**Exercise description:** Find the lines below that contain the string "VIP福利". Copy each one.

**Records provided:**

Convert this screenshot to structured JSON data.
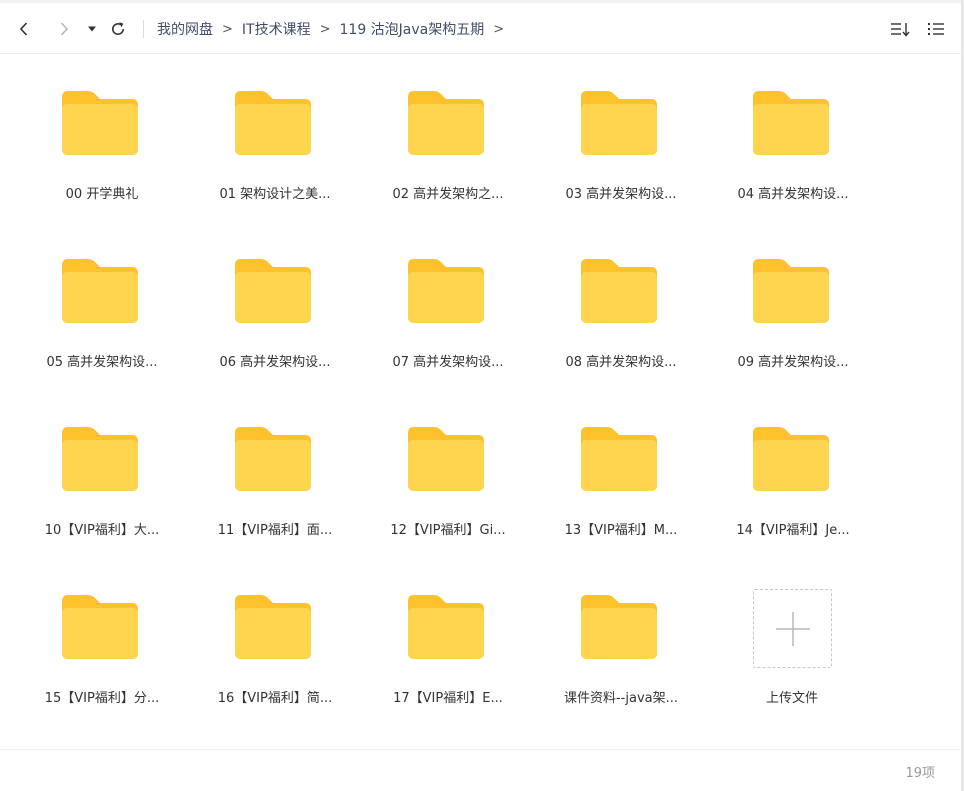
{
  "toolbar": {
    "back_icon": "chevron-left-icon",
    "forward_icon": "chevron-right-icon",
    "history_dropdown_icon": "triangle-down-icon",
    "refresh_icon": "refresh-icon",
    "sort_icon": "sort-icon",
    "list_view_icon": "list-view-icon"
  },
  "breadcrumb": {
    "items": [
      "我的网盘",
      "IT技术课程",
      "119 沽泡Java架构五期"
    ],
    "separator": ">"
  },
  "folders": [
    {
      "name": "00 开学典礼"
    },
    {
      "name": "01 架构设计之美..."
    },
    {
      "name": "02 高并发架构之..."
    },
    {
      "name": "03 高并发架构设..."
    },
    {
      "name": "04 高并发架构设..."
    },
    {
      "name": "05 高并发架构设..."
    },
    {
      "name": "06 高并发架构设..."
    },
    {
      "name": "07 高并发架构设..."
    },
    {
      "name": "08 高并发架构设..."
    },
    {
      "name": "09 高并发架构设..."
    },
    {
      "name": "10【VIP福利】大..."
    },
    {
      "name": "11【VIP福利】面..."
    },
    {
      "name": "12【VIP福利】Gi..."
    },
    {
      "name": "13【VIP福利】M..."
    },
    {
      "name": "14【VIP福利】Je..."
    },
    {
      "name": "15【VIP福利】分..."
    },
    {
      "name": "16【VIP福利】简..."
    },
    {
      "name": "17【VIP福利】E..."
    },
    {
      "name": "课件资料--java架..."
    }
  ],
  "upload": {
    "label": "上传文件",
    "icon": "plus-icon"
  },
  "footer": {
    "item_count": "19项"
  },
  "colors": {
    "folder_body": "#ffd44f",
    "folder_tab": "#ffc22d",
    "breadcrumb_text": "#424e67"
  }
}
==
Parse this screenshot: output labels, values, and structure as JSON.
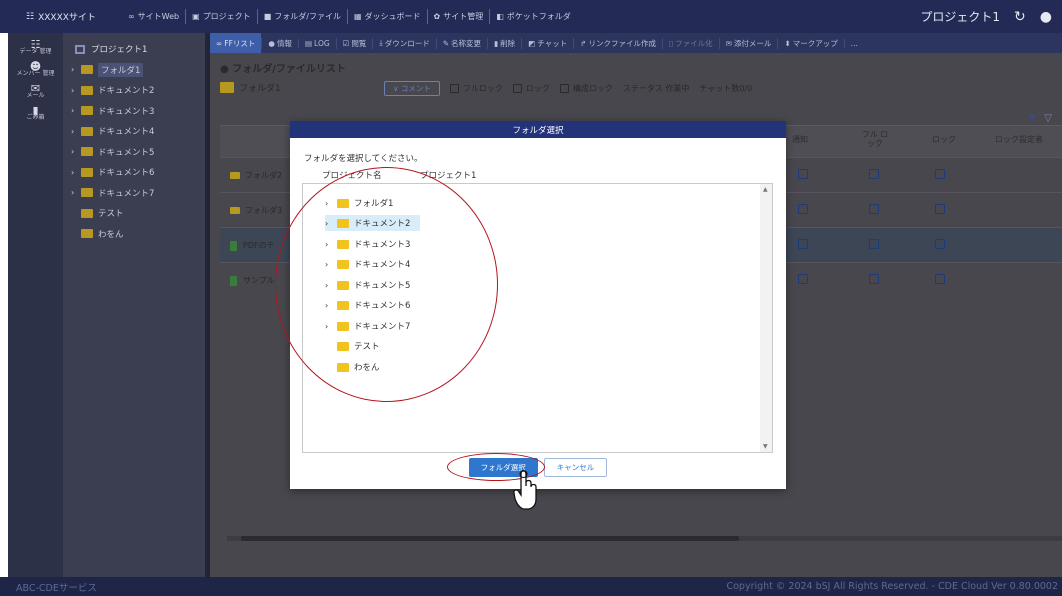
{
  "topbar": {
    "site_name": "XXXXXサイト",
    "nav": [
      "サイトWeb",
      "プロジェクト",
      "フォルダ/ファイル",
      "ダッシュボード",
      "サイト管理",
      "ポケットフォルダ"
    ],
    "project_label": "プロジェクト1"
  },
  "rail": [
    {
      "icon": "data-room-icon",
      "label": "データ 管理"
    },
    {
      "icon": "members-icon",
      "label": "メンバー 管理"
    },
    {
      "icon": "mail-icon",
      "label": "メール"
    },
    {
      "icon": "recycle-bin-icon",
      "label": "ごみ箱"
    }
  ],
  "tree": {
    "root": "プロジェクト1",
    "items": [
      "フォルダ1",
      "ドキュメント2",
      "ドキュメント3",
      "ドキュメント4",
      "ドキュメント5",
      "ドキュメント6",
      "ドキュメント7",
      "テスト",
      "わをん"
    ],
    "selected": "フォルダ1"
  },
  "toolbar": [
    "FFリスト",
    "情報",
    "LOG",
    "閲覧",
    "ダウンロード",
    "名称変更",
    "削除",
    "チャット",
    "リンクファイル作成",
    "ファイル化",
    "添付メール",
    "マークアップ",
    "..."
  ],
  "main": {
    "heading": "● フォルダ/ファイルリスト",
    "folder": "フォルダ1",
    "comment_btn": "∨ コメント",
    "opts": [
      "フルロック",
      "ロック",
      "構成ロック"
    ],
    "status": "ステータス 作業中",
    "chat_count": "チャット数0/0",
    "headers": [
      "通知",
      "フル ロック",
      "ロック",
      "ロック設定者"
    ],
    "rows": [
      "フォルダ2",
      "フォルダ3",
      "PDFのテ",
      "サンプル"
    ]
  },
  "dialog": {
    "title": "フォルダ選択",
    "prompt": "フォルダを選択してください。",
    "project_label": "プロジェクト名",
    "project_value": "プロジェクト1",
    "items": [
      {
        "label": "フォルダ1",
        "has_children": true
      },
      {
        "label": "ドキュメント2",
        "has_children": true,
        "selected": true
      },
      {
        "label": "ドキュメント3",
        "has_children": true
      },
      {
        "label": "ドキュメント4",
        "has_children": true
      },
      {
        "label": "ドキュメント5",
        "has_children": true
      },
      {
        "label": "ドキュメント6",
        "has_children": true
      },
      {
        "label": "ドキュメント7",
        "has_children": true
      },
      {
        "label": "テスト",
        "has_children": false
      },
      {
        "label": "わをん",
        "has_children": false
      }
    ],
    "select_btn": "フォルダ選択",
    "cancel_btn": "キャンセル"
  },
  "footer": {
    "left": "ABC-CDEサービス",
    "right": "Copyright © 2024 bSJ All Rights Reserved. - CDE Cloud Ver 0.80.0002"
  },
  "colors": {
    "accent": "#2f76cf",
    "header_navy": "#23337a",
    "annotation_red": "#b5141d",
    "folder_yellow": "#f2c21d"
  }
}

**Answer area:**
      "name": "10【VIP福利】大..."
      "name": "11【VIP福利】面..."
      "name": "12【VIP福利】Gi..."
      "name": "13【VIP福利】M..."
      "name": "14【VIP福利】Je..."
      "name": "15【VIP福利】分..."
      "name": "16【VIP福利】简..."
      "name": "17【VIP福利】E..."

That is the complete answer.